Defeat overwhelmed five-year-old Kimberly Fiock as her mother left for the doctor. It was just like every time her mother left, she would come back in pain and there was nothing she could do about it. Her mother had been receiving chemotherapy treatment for her breast cancer for about six months.
As Fiock got older, she said she learned more about what her mother went through, and the hardest part was that she felt like her hands were tied.
“I just remember feeling really helpless,” Fiock said. “Because you don’t really know what cancer is, but you know your parent is sick and you can’t do anything to help.”
Fiock didn’t have an external support system at the time. To help other children avoid that, she got involved with Kesem, an organization that runs camps across the country to offer a supportive community to children aged 6 to 16 with parents who are fighting cancer.
“I went through exactly what they’re going through, so it’s cool for me,” Fiock said. “It really connects with me in that I am these kids. I am a child of a cancer survivor.”
Kesem put up advertisements on campus to begin a new chapter at UTD. The first year of the camp will be run by neuroscience junior Kimberly Fiock and accounting sophomore Dave Gutierrez. With the help and guidance of the Regional Program Director, Ciara Lepanto, Fiock and Gutierrez said they aim to have a successful first year of camp.
“Camp Kesem is a nationwide community driven by passionate college student leaders that support children through and beyond their parent’s cancer,” Lepanto said. “Our mission is to support children … with innovative, fun-filled programs that foster a lasting community.”
Fiock said she first became interested in the camp after seeing a flyer advertising the opportunity for a new chapter of Kesem at UTD. After contacting the program, she learned of the director position and quickly applied.
“It’s like an escape for kids,” Fiock said. “For a week they get to just be kids and they don’t have to think about their parents being sick or their responsibilities at home or anything like that.”
Gutierrez said that his involvement in Kesem came from a love for summer camps and the service that Kesem provides is an added plus.
“I love being able to work towards a goal that is much greater than myself,” Gutierrez said. “What Camp Kesem stands for is something truly great. The better good of others is something I will always fight for, and getting involved in Kesem was one of the easiest decisions I’ve made.”
Throughout the establishment of the UTD chapter, Fiock and Gutierrez said Lepanto has been there to guide and ensure the success of the new chapter, matching that of other established chapters.
“As a program director, my number one goal is for my chapters to put on an amazing camp that serves as many campers as possible while ensuring that they are all safe, respected and loved,” Lepanto said. “If we can make that happen this summer, I will be a happy camper.”
Even though the actual camp will not be held until the summer of 2017, Fiock has already begun planning activities and interviewing people for positions. The chapter needs a year of preparation and training before the camp can be held.
“It will be a year-long commitment, it will be both semesters, and then the camp runs for a week in the summer following,” Fiock said.
Despite it being the inaugural year of the program, Fiock said she has high hopes for Kesem’s success in the UTD community.

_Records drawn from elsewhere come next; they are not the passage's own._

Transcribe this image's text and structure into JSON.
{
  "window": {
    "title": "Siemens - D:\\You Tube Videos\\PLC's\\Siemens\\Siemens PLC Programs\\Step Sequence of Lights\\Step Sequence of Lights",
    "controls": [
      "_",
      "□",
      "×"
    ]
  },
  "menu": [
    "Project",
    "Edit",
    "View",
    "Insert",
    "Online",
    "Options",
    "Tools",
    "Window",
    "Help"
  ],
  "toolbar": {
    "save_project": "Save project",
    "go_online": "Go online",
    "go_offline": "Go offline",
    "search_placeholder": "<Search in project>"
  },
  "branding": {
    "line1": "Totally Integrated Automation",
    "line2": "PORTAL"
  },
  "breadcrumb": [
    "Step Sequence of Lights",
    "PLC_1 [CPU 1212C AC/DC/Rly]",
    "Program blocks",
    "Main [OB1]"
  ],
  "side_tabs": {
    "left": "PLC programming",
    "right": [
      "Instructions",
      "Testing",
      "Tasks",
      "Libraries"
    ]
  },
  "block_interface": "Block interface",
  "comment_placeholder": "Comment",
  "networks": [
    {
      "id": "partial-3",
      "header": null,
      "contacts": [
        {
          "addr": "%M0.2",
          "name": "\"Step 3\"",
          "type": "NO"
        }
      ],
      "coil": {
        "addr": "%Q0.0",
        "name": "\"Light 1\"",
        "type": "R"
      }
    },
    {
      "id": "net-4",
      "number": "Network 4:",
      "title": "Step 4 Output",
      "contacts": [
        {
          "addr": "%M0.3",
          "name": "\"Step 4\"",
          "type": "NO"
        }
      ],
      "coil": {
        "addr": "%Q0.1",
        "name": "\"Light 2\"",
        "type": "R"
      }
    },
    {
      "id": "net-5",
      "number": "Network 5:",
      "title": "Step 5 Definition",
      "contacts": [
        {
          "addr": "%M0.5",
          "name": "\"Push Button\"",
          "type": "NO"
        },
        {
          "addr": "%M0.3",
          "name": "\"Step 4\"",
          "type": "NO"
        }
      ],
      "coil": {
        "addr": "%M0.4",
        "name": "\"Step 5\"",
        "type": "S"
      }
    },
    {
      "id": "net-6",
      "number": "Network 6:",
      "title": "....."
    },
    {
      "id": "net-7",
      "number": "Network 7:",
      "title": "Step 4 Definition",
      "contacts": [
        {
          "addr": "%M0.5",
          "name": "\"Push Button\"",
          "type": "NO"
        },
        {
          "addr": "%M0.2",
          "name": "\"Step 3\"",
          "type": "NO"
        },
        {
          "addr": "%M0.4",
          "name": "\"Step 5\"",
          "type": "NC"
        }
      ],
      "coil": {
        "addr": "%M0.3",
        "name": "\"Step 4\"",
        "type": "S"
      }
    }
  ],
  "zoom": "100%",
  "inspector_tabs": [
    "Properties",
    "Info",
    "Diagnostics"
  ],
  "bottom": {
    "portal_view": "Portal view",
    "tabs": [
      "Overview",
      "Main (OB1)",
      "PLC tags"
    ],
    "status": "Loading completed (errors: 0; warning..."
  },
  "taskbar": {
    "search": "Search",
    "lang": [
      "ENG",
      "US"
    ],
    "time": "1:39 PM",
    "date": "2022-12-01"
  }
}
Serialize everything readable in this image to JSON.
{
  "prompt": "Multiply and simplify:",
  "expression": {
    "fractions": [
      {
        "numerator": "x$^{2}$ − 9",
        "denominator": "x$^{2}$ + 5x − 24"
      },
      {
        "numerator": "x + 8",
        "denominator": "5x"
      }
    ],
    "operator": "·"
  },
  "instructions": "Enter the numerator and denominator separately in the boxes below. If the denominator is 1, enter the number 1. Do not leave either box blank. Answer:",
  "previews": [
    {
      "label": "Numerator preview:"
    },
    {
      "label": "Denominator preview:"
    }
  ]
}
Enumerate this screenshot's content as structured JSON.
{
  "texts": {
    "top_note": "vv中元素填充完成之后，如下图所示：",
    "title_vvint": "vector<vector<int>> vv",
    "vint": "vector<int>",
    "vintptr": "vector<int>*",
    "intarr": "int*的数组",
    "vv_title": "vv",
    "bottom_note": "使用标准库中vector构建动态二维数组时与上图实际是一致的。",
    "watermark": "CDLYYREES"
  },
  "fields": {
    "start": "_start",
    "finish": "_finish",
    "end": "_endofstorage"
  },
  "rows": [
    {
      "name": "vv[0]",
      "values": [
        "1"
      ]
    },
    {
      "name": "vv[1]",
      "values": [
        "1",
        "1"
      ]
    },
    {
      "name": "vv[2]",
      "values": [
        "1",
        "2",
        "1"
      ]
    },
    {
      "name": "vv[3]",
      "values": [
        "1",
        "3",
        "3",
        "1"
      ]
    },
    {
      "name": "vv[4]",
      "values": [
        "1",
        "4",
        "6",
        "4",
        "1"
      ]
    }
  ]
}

She already has activities planned for the camp such as arts and crafts, water activities, sports and camp songs.
“Since it will be our first year, I definitely want to have a full camp. That’s our goal,” Fiock said. “We’re shooting for around 50 kids, which is a lot because we as a chapter will fundraise and pay for the camp for all the kids. My biggest goal is to make us a full camp with full staff and make us a really successful chapter right off the bat.”
With expectations just as high, Gutierrez said that he is equally excited and eager for the first year of the UTD chapter.
“I hope that our camp can get up and running as fast as possible,” Gutierrez said. “I look forward to picking a great group of coordinators and members, and I am excited to start fundraising as soon as possible. My goal as a director is to always be there for every member in the organization, and I would like it to be one of the most well-oiled machines on campus.”
As co-directors, Fiock and Gutierrez said they utilize their involvement on campus through Collegium V, the Terry Scholars program and Greek Life to bring attention to the program and influence people to sign up to help.
“We oversee everything,” Fiock said. “We have a board of coordinators who have specific positions and so we oversee all of those positions so we help basically with every aspect like finding a camp, recruiting kids, helping fundraise so that these kids can go to camp, marketing our organization to the community. We basically wear all different hats. Every position has its own hat, and Dave and I get to wear like 30 different hats at once.”
Although there is a lot of pressure to ensure the first year is successful, Gutierrez said that he is not worried about not having enough people sign up to help.
“I believe that due to our cause being such a well-known problem, we will have plenty of people ready to get involved as soon as possible,” Gutierrez said. “If you’re asking me, I am going to tell you that you joining this organization will not only change your life, but it is going to change the life of someone who desperately needs it.”
As co-director, Fiock said she feels prepared for the upcoming year and looks forward to kick-starting the program.
“I am super excited. I am already planning everything out and we’re already in the process of looking for campsites and going through our training,” she said. “It’s really exciting that this school year hasn’t even started yet and we’re already getting a jump start. It makes me so proud to be a part of the (UTD) community.”